With the help of G-d, I was granted the opportunity to return after that summer, and I have been living here ever since. More than once a day, I mentally (and often verbally, as well) thank G-d for giving me this wonderful, almost unbelievable opportunity: to be living here in Jerusalem. My day consists mainly of volunteering in an outreach center in the Old City and learning Torah in Geula. But of course, every moment and action of my day, whether I am grocery shopping in the famous Machane Yehuda “shuk”, running to catch a bus from the Central Bus Station, admiring and taking pictures of soldiers, struggling to understand the Hebrew radio station or waiting on line in the bank, is so unique and reminds me how grateful I am to be living the ‘Israel life’.
Many people ask me how it is that I am 'not scared to live in Israel'. I don't understand the question.
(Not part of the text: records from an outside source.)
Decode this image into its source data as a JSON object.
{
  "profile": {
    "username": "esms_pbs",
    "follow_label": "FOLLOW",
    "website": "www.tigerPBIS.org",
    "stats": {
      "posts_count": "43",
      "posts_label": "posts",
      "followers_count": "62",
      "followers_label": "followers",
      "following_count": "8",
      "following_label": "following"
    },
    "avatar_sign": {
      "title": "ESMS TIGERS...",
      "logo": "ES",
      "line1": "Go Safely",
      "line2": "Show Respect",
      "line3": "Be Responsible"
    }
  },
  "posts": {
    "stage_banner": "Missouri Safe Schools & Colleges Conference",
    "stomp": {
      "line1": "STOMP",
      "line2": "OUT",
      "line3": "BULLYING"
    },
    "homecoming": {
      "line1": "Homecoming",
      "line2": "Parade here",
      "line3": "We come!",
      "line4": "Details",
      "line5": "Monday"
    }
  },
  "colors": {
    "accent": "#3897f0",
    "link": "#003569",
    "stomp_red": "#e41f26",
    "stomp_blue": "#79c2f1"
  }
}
Is G-d found any less, as it were, in His Home and Capital than the rest of the world? The Torah states that Eretz Yisroel is a land on which "…. tamid einei hashem elokeicha bah, mei’reishis ha’shanah v'ad acharis ha’shanah" ("the eyes of Hashem are continuously on it, from the beginning of the year until the end of the year"). Furthermore, if my people are suffering so much here, in the land that G-d gave us as a gift and an inheritance, how can I sit contentedly across the world? By being here, I show the Jews here that I am with them, that I believe as they do and I support them every step of the way. There is nothing that brings me greater satisfaction than the smiles of relief and gratitude that appear on the faces of Jews living all over Israel, when they hear that there is no place in America I would choose over their yishuv or city: be it Chevron, Netanya, Bat Ayin,Tel Aviv or Metula. It is a tremendous mitzvah and zechut to be here.
Yet, all this time it's a bit of a contradiction; I live here but I am still an American citizen. All my family is back in the States, I'm struggling with the language and I'm not making any money! Thus, the next step is to make aliyah. I need to be grounded here; not one foot here and one foot there. I need to be stable so I can start a family here and be here forever. I need to know that I am in Israel for ‘good’.
Please help me live in the place where I know I belong.